** SUPPLIED ENTRIES follows **
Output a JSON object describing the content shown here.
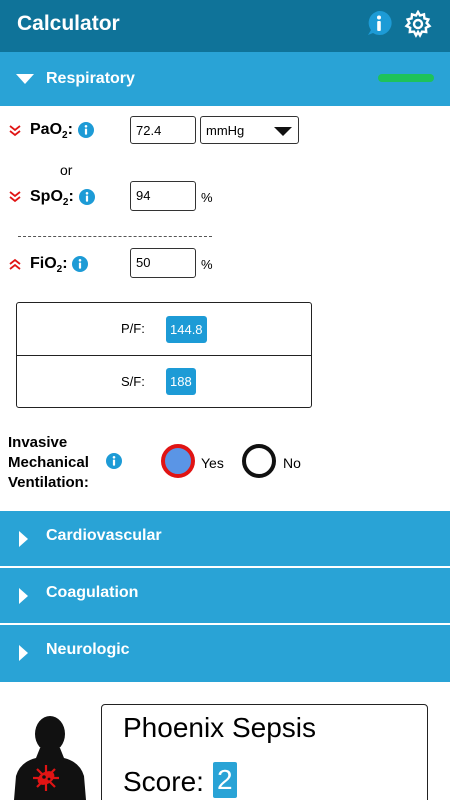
{
  "app": {
    "title": "Calculator"
  },
  "topbar": {
    "info_icon": "info-icon",
    "settings_icon": "gear-icon"
  },
  "respiratory": {
    "label": "Respiratory",
    "progress_fraction": 1.0,
    "pao2": {
      "label": "PaO",
      "sub": "2",
      "suffix": ":",
      "value": "72.4",
      "unit_selected": "mmHg"
    },
    "or_text": "or",
    "spo2": {
      "label": "SpO",
      "sub": "2",
      "suffix": ":",
      "value": "94",
      "unit": "%"
    },
    "fio2": {
      "label": "FiO",
      "sub": "2",
      "suffix": ":",
      "value": "50",
      "unit": "%"
    },
    "pf": {
      "label": "P/F:",
      "value": "144.8"
    },
    "sf": {
      "label": "S/F:",
      "value": "188"
    },
    "imv": {
      "line1": "Invasive",
      "line2": "Mechanical",
      "line3": "Ventilation:",
      "yes": "Yes",
      "no": "No",
      "selected": "Yes"
    }
  },
  "sections": [
    {
      "label": "Cardiovascular"
    },
    {
      "label": "Coagulation"
    },
    {
      "label": "Neurologic"
    }
  ],
  "score": {
    "title": "Phoenix Sepsis",
    "label": "Score:",
    "value": "2"
  },
  "colors": {
    "topbar": "#0f7399",
    "section": "#29a3d6",
    "accent_red": "#e01414",
    "progress_green": "#1ec25a"
  }
}
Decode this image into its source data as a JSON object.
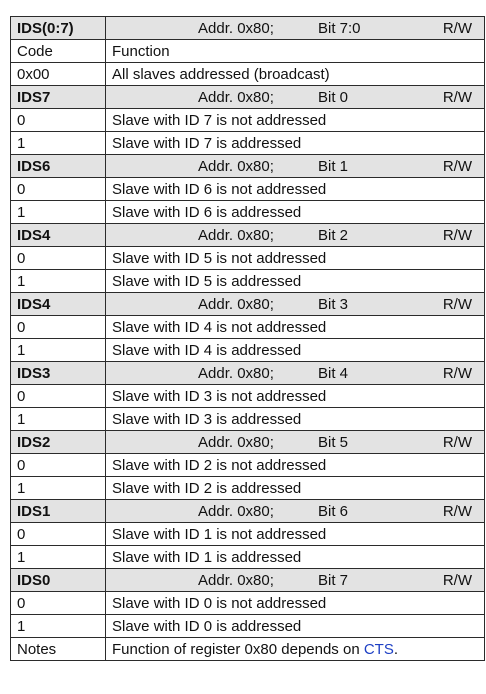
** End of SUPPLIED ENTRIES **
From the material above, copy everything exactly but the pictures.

Output a JSON object describing the content shown here.
{
  "app": {
    "title": "Calculator"
  },
  "topbar": {
    "info_icon": "info-icon",
    "settings_icon": "gear-icon"
  },
  "respiratory": {
    "label": "Respiratory",
    "progress_fraction": 1.0,
    "pao2": {
      "label": "PaO",
      "sub": "2",
      "suffix": ":",
      "value": "72.4",
      "unit_selected": "mmHg"
    },
    "or_text": "or",
    "spo2": {
      "label": "SpO",
      "sub": "2",
      "suffix": ":",
      "value": "94",
      "unit": "%"
    },
    "fio2": {
      "label": "FiO",
      "sub": "2",
      "suffix": ":",
      "value": "50",
      "unit": "%"
    },
    "pf": {
      "label": "P/F:",
      "value": "144.8"
    },
    "sf": {
      "label": "S/F:",
      "value": "188"
    },
    "imv": {
      "line1": "Invasive",
      "line2": "Mechanical",
      "line3": "Ventilation:",
      "yes": "Yes",
      "no": "No",
      "selected": "Yes"
    }
  },
  "sections": [
    {
      "label": "Cardiovascular"
    },
    {
      "label": "Coagulation"
    },
    {
      "label": "Neurologic"
    }
  ],
  "score": {
    "title": "Phoenix Sepsis",
    "label": "Score:",
    "value": "2"
  },
  "colors": {
    "topbar": "#0f7399",
    "section": "#29a3d6",
    "accent_red": "#e01414",
    "progress_green": "#1ec25a"
  }
}
Decode this image into its source data as a JSON object.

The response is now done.